I pointed at one of the baskets and asked the cart-pusher, "What's in this one?" She said something back to me in Chinese. Which may or may not have included the ingredients in that particular dish. I smiled and tried again. "What's in this basket?" She responded in Chinese again. Except louder, and more slowly. I shook my head shyly and waited for the next cart.
Unfortunately, that didn't prove to be enough time to improve my Mandarin much. The lady helpfully tipped back the lids of the baskets so I could see the choices, though. Which all looked like a sweaty wonton wrapper, squished around small chopped bits of various somethings. One basket contained something that looked an awful lot like boiled chickens feet. (Turns out, they were boiled chickens feet). This had definitely not been on the menu of the Jade Wok of Conyers, GA.
The pretty girl that had brought me smiled encouragingly between bites of ... whatever... she was eating, and offered me one out of one of the baskets she had chosen. I was hesitant, but I was also pretty desperate to not look like I was hesitant, and somewhat nervous that my earlier Uncle Ben's comment had not improved my chances of seeing this girl naked again. (Note to my children: only after we got married. By a priest. In a church. With our familys' blessing). So I took one.

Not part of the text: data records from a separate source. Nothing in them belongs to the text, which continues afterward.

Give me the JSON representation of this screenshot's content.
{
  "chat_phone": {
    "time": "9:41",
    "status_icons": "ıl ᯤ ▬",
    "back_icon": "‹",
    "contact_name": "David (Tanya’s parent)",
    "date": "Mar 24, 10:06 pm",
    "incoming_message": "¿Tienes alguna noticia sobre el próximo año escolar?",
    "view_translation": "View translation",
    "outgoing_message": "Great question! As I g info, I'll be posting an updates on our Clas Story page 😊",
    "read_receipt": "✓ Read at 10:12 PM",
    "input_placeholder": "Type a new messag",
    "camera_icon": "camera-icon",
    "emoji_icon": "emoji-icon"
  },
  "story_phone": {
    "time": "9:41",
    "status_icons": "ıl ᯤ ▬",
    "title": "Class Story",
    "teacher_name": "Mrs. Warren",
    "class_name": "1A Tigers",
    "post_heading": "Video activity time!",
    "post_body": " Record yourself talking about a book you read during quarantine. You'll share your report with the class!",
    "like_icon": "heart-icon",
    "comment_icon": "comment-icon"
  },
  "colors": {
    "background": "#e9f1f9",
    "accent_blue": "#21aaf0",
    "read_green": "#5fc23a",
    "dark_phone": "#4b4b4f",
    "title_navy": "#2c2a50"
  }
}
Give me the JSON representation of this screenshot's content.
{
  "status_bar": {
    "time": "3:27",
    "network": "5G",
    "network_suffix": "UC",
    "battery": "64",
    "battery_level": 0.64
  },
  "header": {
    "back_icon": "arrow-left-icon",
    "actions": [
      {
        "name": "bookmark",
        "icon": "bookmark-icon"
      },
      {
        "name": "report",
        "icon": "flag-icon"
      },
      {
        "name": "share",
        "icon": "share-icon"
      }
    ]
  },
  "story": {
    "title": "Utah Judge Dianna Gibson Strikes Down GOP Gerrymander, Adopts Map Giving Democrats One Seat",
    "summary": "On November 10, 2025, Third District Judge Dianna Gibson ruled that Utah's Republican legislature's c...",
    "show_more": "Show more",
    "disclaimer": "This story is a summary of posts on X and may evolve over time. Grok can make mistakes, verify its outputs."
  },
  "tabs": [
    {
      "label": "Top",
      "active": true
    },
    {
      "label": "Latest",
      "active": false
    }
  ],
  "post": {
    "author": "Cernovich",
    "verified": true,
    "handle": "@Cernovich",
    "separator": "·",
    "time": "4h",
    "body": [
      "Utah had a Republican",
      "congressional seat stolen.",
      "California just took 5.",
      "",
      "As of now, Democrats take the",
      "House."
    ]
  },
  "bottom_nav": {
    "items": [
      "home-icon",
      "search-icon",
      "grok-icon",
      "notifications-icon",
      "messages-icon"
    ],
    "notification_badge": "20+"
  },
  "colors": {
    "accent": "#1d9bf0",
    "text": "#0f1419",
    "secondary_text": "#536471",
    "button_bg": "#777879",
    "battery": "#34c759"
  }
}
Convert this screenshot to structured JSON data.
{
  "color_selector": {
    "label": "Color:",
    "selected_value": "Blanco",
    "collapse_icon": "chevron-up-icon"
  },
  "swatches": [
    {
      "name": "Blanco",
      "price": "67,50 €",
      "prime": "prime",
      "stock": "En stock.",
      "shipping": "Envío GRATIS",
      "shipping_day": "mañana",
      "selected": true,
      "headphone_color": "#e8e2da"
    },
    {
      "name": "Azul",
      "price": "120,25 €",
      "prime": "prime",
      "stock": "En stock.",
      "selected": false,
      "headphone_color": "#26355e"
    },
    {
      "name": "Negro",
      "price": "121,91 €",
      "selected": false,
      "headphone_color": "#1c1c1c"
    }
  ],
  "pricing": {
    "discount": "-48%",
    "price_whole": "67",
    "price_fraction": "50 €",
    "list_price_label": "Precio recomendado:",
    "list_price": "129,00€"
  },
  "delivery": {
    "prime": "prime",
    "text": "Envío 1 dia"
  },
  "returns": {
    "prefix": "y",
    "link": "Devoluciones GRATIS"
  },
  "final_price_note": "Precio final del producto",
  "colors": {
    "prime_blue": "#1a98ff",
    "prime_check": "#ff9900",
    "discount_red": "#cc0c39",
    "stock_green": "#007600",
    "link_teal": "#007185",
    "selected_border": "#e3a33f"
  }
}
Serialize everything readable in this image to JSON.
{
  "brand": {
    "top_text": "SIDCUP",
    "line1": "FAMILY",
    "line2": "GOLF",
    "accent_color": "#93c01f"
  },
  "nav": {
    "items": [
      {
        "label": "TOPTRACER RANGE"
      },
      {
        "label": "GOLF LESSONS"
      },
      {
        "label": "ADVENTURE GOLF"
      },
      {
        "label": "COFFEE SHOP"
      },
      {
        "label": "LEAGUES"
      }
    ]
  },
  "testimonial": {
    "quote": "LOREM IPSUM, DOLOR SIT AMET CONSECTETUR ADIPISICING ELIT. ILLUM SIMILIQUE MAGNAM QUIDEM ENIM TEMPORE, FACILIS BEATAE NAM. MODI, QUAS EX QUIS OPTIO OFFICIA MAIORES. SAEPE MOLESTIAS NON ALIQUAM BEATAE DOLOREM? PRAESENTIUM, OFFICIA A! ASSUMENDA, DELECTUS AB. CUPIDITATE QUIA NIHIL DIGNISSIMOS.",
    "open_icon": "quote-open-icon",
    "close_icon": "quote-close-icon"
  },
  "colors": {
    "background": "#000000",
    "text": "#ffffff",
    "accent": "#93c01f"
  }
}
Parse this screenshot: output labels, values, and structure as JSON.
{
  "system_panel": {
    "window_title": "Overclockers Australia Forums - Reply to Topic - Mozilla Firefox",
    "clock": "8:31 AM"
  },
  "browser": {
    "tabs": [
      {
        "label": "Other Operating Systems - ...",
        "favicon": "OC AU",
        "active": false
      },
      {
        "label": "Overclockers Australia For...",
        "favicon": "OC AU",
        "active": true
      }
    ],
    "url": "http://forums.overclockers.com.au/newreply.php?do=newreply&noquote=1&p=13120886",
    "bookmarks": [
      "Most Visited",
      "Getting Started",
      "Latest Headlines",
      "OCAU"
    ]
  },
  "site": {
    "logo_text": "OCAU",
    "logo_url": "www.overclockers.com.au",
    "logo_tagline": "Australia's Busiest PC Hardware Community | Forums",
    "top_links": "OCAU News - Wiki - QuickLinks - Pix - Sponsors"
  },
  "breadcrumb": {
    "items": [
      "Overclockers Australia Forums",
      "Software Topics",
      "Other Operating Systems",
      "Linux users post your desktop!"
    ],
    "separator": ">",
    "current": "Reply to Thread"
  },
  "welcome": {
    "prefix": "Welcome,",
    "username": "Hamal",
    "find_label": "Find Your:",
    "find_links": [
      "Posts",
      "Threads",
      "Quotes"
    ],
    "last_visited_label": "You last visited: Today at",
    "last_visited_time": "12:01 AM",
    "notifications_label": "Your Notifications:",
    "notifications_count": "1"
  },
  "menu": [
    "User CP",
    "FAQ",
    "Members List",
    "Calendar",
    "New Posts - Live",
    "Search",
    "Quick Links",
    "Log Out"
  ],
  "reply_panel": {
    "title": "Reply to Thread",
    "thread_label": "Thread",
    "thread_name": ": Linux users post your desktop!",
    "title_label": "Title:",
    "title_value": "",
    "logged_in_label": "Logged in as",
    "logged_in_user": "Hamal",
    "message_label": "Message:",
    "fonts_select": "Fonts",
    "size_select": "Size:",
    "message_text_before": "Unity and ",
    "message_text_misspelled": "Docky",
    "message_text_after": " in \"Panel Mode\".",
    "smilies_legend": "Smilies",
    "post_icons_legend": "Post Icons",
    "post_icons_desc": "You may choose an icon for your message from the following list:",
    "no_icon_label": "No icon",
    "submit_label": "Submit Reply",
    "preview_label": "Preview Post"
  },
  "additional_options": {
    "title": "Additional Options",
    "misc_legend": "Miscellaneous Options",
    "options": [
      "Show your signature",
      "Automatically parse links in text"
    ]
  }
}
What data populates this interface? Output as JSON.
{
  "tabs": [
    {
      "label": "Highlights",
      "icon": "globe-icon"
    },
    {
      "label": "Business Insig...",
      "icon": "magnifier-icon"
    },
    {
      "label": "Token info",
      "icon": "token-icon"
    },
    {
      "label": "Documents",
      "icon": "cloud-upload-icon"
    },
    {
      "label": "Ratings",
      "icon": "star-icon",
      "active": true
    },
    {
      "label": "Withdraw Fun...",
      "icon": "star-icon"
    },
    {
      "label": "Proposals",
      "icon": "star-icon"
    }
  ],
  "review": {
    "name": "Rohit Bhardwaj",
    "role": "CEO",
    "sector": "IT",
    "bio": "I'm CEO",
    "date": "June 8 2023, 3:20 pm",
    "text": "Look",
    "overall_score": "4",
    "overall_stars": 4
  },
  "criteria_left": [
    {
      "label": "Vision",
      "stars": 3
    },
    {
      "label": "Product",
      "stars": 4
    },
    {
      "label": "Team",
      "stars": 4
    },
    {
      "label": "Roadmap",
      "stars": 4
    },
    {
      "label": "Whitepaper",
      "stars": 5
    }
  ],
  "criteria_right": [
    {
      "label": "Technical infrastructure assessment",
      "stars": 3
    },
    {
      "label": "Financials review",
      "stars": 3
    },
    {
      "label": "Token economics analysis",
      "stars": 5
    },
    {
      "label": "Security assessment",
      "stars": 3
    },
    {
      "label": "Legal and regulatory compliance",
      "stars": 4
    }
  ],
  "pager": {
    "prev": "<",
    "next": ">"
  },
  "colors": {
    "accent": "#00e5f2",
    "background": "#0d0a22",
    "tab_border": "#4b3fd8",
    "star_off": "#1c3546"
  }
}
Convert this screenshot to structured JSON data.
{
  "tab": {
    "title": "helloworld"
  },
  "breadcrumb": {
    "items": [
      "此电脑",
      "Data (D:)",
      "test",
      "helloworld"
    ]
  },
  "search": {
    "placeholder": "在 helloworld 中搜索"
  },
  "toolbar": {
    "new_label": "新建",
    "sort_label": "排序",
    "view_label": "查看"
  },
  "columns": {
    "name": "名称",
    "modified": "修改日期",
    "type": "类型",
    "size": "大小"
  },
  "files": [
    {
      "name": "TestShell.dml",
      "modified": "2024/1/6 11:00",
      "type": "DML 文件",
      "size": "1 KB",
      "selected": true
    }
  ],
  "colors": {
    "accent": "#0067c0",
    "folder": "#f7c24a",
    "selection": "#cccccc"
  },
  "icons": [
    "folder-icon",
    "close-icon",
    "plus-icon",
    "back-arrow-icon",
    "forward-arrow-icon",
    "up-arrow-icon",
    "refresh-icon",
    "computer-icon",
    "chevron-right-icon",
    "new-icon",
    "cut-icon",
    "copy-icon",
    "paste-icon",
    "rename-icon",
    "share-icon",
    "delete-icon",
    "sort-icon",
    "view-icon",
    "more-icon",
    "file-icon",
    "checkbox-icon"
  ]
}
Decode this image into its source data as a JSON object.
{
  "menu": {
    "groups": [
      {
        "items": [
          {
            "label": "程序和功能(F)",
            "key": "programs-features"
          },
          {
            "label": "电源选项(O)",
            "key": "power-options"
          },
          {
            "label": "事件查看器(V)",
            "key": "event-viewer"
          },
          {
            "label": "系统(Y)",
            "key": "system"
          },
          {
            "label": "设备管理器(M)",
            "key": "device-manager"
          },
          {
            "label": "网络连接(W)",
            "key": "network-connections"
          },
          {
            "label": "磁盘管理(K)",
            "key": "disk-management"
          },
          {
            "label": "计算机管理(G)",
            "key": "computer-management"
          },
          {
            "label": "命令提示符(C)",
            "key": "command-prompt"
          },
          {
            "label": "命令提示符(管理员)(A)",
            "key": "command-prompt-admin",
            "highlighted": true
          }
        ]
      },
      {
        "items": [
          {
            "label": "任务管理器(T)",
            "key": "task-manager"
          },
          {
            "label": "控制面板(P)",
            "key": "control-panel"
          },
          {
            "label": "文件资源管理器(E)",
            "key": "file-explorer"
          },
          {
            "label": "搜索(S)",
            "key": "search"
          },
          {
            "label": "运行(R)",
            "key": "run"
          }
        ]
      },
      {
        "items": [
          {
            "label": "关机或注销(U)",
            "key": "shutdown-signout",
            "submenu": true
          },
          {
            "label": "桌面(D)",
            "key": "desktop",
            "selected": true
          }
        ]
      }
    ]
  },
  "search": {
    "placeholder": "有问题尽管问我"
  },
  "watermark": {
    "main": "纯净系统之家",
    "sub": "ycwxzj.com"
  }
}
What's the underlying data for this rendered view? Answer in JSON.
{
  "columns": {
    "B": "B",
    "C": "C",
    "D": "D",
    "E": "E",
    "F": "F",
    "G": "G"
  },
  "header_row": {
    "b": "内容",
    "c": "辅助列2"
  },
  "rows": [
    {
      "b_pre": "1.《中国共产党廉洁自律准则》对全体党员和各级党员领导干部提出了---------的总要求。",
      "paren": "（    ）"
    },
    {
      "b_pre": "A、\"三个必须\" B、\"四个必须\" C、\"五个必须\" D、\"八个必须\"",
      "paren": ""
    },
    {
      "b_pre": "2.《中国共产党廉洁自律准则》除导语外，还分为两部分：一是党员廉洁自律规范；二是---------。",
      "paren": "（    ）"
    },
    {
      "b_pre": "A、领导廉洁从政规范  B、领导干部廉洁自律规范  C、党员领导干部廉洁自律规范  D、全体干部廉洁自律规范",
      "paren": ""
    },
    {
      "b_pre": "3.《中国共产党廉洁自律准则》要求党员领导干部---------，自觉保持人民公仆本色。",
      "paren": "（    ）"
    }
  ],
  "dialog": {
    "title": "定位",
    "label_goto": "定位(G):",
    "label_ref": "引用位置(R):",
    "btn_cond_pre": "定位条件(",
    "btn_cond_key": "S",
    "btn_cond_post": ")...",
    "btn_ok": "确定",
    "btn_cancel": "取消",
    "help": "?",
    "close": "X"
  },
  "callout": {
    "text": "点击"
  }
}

It was delicious. I had no idea what was in it. Neither did she.
Suddenly, I figured out that was kind of the fun, and I started pointing at things, and baskets were dumped on our table. Sometimes, the cart lady would cut up the longer sweaty wantons. Sometimes, she would pour an equally mysterious sauce on my plate that I guessed was supposed to make the dish taste better. It worked. Sure, every once in a while, I would find one that I didn't care for, and I'd try and remember its particular shape so I didn't order it again (anything with taro root). (also. the chickens feet). But I still look back on that lunch as the moment that would've let me eat the two cups of live catepillar gumbo for a million bucks or whatever reality show I might end up on.
Fortunately, the Critter has never had an issue - she started out as an adventurous eater, and while she's got a couple of things that aren't really her bag (e.g. beans. Of all the things in the world), she'll try pretty much anything at least once.
The Boy, on the other hand, is pretty much just like I was. He'll eat anything, if it's covered in a decent amount of ketchup. But his instinct is to stick to what he knows. Chicken. Bread. Maybe some green beans. Anything that comes from a cereal box, with or without milk. And peanut butter. Probably not all together at once.
But one day, Boy. You're going to meet a girl who's going to take you to a Chinese restaurant. And you're going to have a choice.
I recommend anything but the chicken's feet.